_TASK TO CARRY OUT_.
In the records, each line holding "author" must be reported.

Dataset rows describing interfaces:
----

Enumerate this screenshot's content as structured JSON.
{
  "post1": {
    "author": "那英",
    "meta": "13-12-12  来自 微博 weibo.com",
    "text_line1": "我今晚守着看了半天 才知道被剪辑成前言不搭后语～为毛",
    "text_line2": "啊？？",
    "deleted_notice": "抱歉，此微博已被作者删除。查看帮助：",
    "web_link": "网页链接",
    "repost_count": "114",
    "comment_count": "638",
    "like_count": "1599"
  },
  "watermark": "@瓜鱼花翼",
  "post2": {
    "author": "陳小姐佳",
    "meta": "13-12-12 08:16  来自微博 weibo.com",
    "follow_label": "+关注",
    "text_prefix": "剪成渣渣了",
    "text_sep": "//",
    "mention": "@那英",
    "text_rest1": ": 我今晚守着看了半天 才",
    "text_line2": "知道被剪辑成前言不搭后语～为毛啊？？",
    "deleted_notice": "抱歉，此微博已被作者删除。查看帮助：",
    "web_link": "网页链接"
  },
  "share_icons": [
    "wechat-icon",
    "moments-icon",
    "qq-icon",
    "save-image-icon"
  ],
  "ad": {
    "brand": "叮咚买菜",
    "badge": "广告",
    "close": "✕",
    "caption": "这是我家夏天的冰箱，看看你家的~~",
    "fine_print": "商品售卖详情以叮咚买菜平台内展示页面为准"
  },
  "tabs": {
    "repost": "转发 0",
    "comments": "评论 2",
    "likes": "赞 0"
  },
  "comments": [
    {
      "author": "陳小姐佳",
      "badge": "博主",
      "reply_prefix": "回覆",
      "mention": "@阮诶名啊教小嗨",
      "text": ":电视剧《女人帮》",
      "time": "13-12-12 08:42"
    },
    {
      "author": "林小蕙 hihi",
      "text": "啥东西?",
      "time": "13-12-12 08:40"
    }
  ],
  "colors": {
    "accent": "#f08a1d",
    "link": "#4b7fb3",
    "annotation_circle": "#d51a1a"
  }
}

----

_EXPECTED OUTPUT_.
    "author": "那英",
    "author": "陳小姐佳",
      "author": "陳小姐佳",
      "author": "林小蕙 hihi",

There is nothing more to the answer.